One could say that this was the meaning of the ‘return’ of internal border checks in the EU, as a shift from the management of migrant flows and the shaping of them as economic subjects to the deterrence of ‘illegal’ migration – migration not managed through the targeted visa application processes (which, themselves, are becoming more restrictive) but born from the desires and needs of migrants themselves.

To understand this change, we have to remember that borders rarely aim to entirely stop the movement of people that cross them; they modulate the flows, filter them and shape them to the needs of the economy making people more or less precarious, more or less illegal, more or less dependent. Borders, like the world of high finance and international banking, both tolerate and need a certain level of illegality, a certain shade of grey to operate.

Like the movement of speculative capital, the flow of bodies without papers into the EU during the boom years helped generate spectacular profits and rising affluence for a section of the European professional classes by creating a cheap workforce that both reduced the cost of production through lower wages and increasingly took on the task of reproducing the ‘local’ population through care work, health and beauty services, sex work and industries like the cleaning and food processing industries.

This is not to say that everyone benefited – clearly they did not. ‘Illegal’ migrants are specifically used to hold down wages and undermine established working conditions. But, as has been amply catalogued elsewhere, without the tolerated illegality represented by these migrants, the boom would not have occurred (at least not in anything like the same way).


With the financial crisis all this changed. The end of the neo-liberal boom in 2008 caused both temporary and permanent unemployment to rise. Not just in Europe but globally, as the cost of basic goods like fuel and food skyrocket and national economies collapsed. It is this increasing surplus humanity that can be seen not just in the geography of the world’s slums and refugee camps, but can be traced in the figures of higher unemployment, changes to the social wage that eject people from the labour market and the rise of increasing numbers of ‘NEETs’ in Europe ‘not in education, employment or training’

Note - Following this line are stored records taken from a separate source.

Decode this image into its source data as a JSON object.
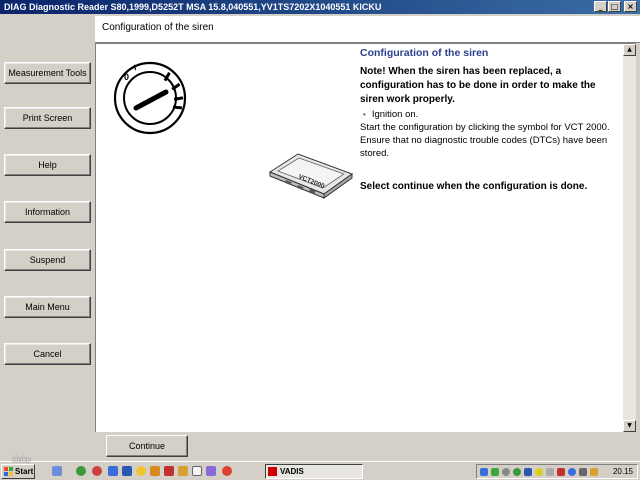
{
  "window": {
    "title": "DIAG Diagnostic Reader S80,1999,D5252T MSA 15.8,040551,YV1TS7202X1040551 KICKU",
    "minimize_label": "_",
    "restore_label": "□",
    "close_label": "×"
  },
  "nav": {
    "items": [
      {
        "label": "Measurement Tools"
      },
      {
        "label": "Print Screen"
      },
      {
        "label": "Help"
      },
      {
        "label": "Information"
      },
      {
        "label": "Suspend"
      },
      {
        "label": "Main Menu"
      },
      {
        "label": "Cancel"
      }
    ]
  },
  "header": {
    "title": "Configuration of the siren"
  },
  "content": {
    "title": "Configuration of the siren",
    "note": "Note! When the siren has been replaced, a configuration has to be done in order to make the siren work properly.",
    "bullet": "Ignition on.",
    "line1": "Start the configuration by clicking the symbol for VCT 2000.",
    "line2": "Ensure that no diagnostic trouble codes (DTCs) have been stored.",
    "final": "Select continue when the configuration is done.",
    "device_label": "VCT2000",
    "scroll_up": "▲",
    "scroll_down": "▼"
  },
  "footer": {
    "continue_label": "Continue"
  },
  "taskbar": {
    "start_label": "Start",
    "task_label": "VADIS",
    "clock": "20.15",
    "watermark": "klokp"
  },
  "colors": {
    "title_blue": "#2c3f8e",
    "titlebar_start": "#0a246a",
    "titlebar_end": "#3a6ea5",
    "face": "#d4d0c8"
  }
}
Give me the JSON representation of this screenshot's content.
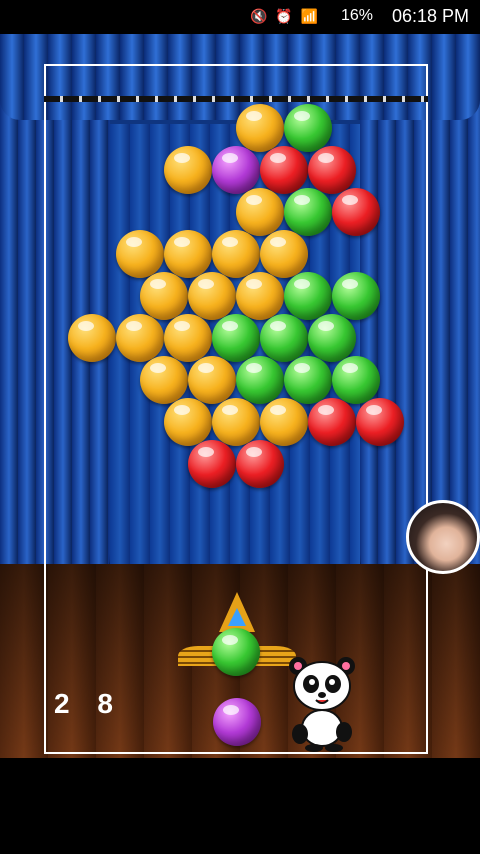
{
  "status_bar": {
    "battery_percent": "16%",
    "time": "06:18 PM",
    "icons": [
      "mute-icon",
      "alarm-icon",
      "wifi-icon",
      "signal-icon",
      "battery-icon"
    ]
  },
  "game": {
    "score": "2 8",
    "colors": {
      "orange": "#f7b21e",
      "green": "#38c832",
      "red": "#ec1f24",
      "purple": "#b23ad6",
      "frame": "#ffffff"
    },
    "bubble_grid_rows": [
      [
        "",
        "",
        "",
        "orange",
        "green",
        "",
        "",
        ""
      ],
      [
        "",
        "",
        "orange",
        "purple",
        "red",
        "red",
        "",
        ""
      ],
      [
        "",
        "",
        "",
        "orange",
        "green",
        "red",
        "",
        ""
      ],
      [
        "",
        "orange",
        "orange",
        "orange",
        "orange",
        "",
        "",
        ""
      ],
      [
        "",
        "orange",
        "orange",
        "orange",
        "green",
        "green",
        "",
        ""
      ],
      [
        "orange",
        "orange",
        "orange",
        "green",
        "green",
        "green",
        "",
        ""
      ],
      [
        "",
        "orange",
        "orange",
        "green",
        "green",
        "green",
        "",
        ""
      ],
      [
        "",
        "",
        "orange",
        "orange",
        "orange",
        "red",
        "red",
        ""
      ],
      [
        "",
        "",
        "red",
        "red",
        "",
        "",
        "",
        ""
      ]
    ],
    "loaded_bubble": "green",
    "next_bubble": "purple"
  }
}
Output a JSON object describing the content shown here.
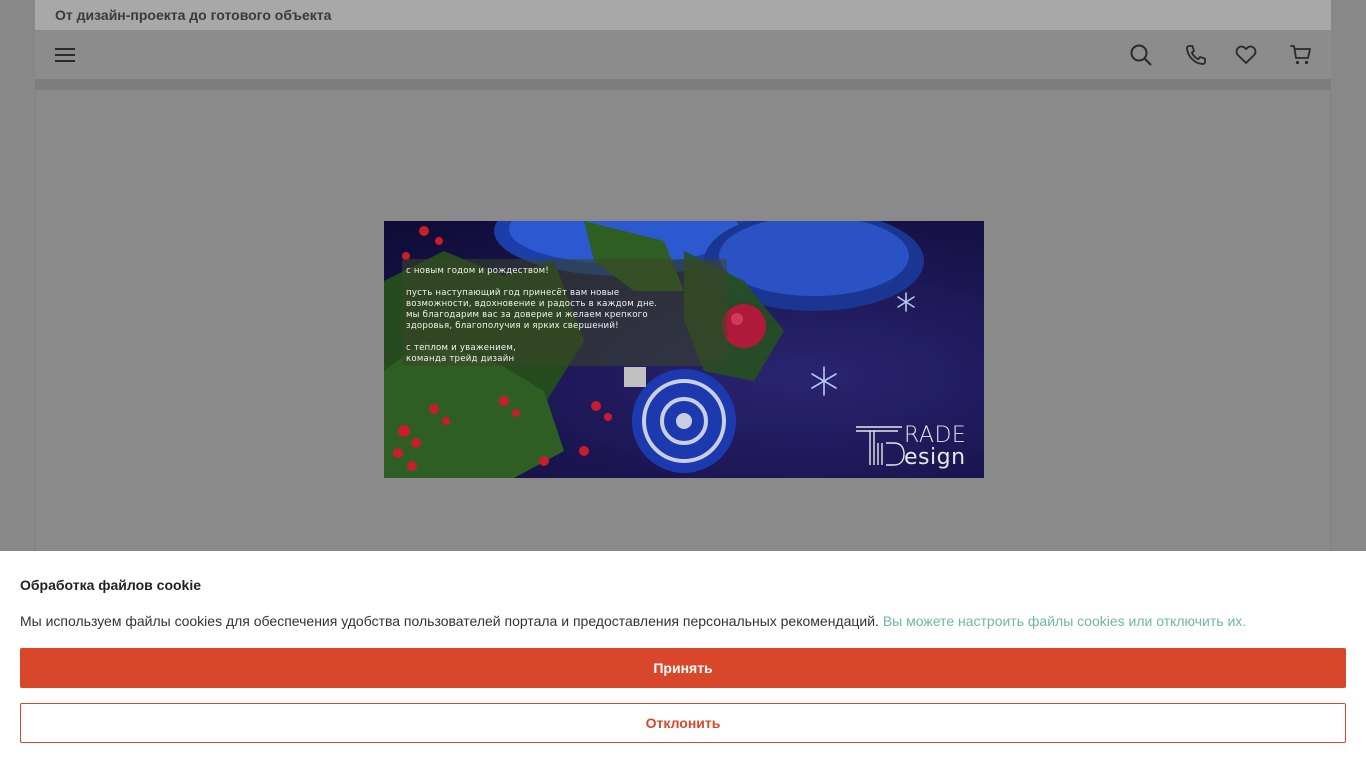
{
  "header": {
    "tagline": "От дизайн-проекта до готового объекта"
  },
  "nav": {
    "menu_icon": "hamburger-menu-icon",
    "icons": [
      "search-icon",
      "phone-icon",
      "heart-icon",
      "cart-icon"
    ]
  },
  "banner": {
    "greeting_title": "С Новым годом и Рождеством!",
    "greeting_body": [
      "Пусть наступающий год принесёт вам новые",
      "возможности, вдохновение и радость в каждом дне.",
      "Мы благодарим вас за доверие и желаем крепкого",
      "здоровья, благополучия и ярких свершений!"
    ],
    "signoff": [
      "С теплом и уважением,",
      "команда Трейд Дизайн"
    ],
    "logo_top": "RADE",
    "logo_bottom": "esign"
  },
  "cookie": {
    "title": "Обработка файлов cookie",
    "text": "Мы используем файлы cookies для обеспечения удобства пользователей портала и предоставления персональных рекомендаций.",
    "link": "Вы можете настроить файлы cookies или отключить их.",
    "accept_label": "Принять",
    "decline_label": "Отклонить"
  },
  "colors": {
    "accent": "#d9472b",
    "link": "#6fb6a6",
    "overlay": "#888888"
  }
}
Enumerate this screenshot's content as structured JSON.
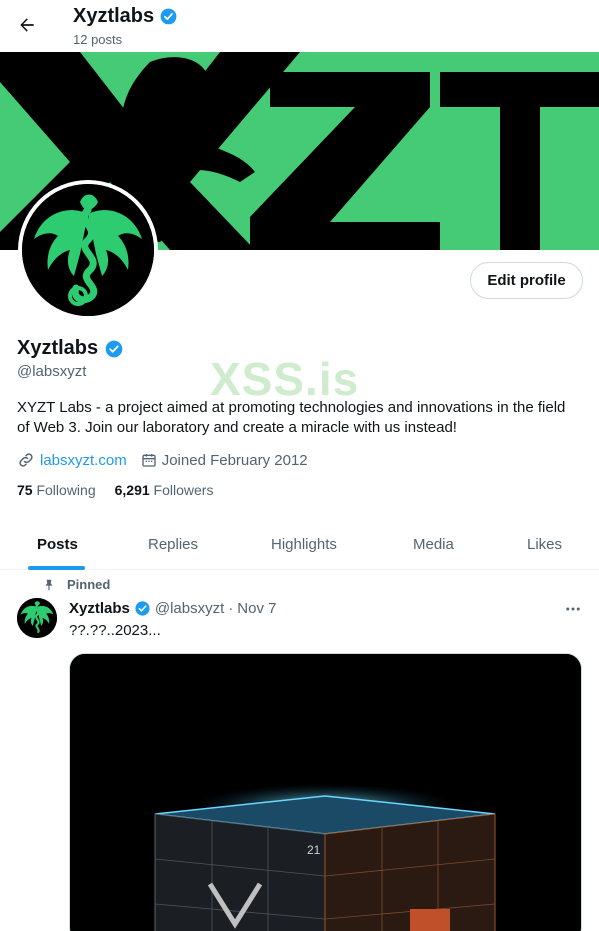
{
  "header": {
    "title": "Xyztlabs",
    "posts_count": "12 posts"
  },
  "banner": {
    "text": "XYZT"
  },
  "profile": {
    "edit_label": "Edit profile",
    "name": "Xyztlabs",
    "handle": "@labsxyzt",
    "bio": "XYZT Labs - a project aimed at promoting technologies and innovations in the field of Web 3. Join our laboratory and create a miracle with us instead!",
    "website": "labsxyzt.com",
    "joined": "Joined February 2012",
    "following_count": "75",
    "following_label": "Following",
    "followers_count": "6,291",
    "followers_label": "Followers",
    "watermark": "XSS.is"
  },
  "tabs": [
    {
      "label": "Posts"
    },
    {
      "label": "Replies"
    },
    {
      "label": "Highlights"
    },
    {
      "label": "Media"
    },
    {
      "label": "Likes"
    }
  ],
  "pinned_post": {
    "pinned_label": "Pinned",
    "name": "Xyztlabs",
    "handle": "@labsxyzt",
    "separator": "·",
    "date": "Nov 7",
    "text": "??.??..2023...",
    "media_label": "21"
  },
  "colors": {
    "accent": "#1d9bf0",
    "banner_green": "#45cb75",
    "verified": "#1d9bf0"
  },
  "icons": [
    "arrow-left-icon",
    "verified-badge-icon",
    "link-icon",
    "calendar-icon",
    "pin-icon",
    "more-icon"
  ]
}
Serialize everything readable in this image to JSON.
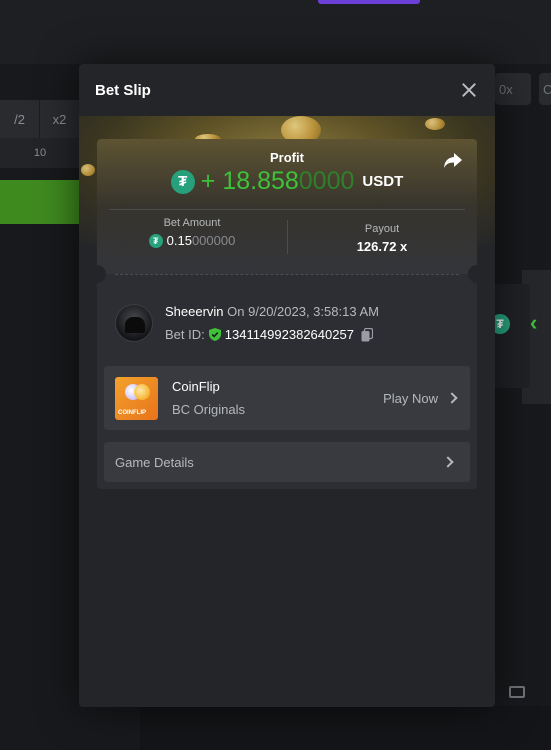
{
  "background": {
    "row_buttons": [
      "/2",
      "x2"
    ],
    "row_value": "10",
    "right_buttons": [
      "0x",
      "C"
    ]
  },
  "modal": {
    "title": "Bet Slip",
    "profit": {
      "label": "Profit",
      "sign": "+",
      "value_main": "18.858",
      "value_dim": "0000",
      "currency": "USDT"
    },
    "bet_amount": {
      "label": "Bet Amount",
      "value_main": "0.15",
      "value_dim": "000000"
    },
    "payout": {
      "label": "Payout",
      "value": "126.72 x"
    },
    "user": {
      "name": "Sheeervin",
      "date_text": "On 9/20/2023, 3:58:13 AM",
      "bet_id_label": "Bet ID:",
      "bet_id": "134114992382640257"
    },
    "game": {
      "thumb_text": "COINFLIP",
      "name": "CoinFlip",
      "category": "BC Originals",
      "play_label": "Play Now"
    },
    "details_label": "Game Details"
  },
  "colors": {
    "accent_green": "#3dc23a",
    "tether": "#26a17b",
    "modal_bg": "#242529",
    "card_bg": "#2d2e33"
  },
  "icons": [
    "close-icon",
    "share-icon",
    "tether-icon",
    "shield-check-icon",
    "copy-icon",
    "chevron-right-icon"
  ]
}
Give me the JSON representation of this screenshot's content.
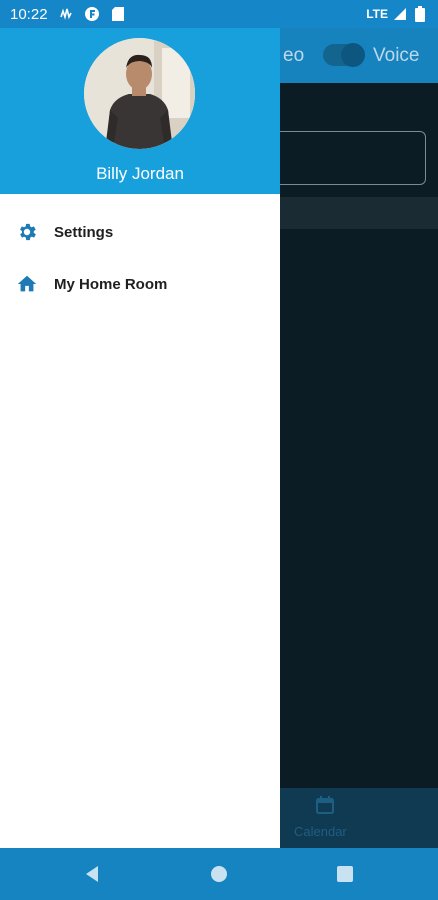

Europe now has to contend with a surplus humanity within its own borders – a humanity surplus to its economic needs. There is not sufficient work to control these people, let alone those who cross into Europe looking for work. It is this that is at the heart of the transformation of the border regime. From the refugee camps and slums of the global South, a surplus humanity is moving. They are joined now by a rising surplus population within Europe – from the ghost towns of 80s, the marginal suburbs of the cities and the swelling ranks of the young without hope. Europe, as a project, cannot manage both. And so it chooses to sacrifice those ‘without’ Europe in the waves of the Mediterranean as they ultimately are less of a threat. Greece looms over Europe as an example of a population enraged, as an image of collapse both of the economic processes of Europe and its governance. So Europe exports the problem of ‘being surplus’ to places of lower social cost.

We can see then that this surplus humanity – inside and out – is the real threat to Europe; as much a threat as stuttering financial flows and bad debts. At the same time, the rise in hate can be seen as a violent recognition of the coming end of economic security and social mobility, and a retreat to those imaginary collectives and solidarities that offer some hope for security, however false. There can be no fair migration regime in this moment. Nor will there be a return to hope. For many their life has become superfluous to the needs of capital, and only containment or death awaits the ever-growing number of  people left behind. Abandonment has become a general condition of life in Europe. On both sides of the border, people are already being managed by being cast aside. But abandoned by economics, all that is left is politics. The very question of life itself has become central – what is a life worth living, where, with whom and who has the right to grant or deny it? Or, more importantly, who has the power to deny it and what sort of struggle is required to create such a right?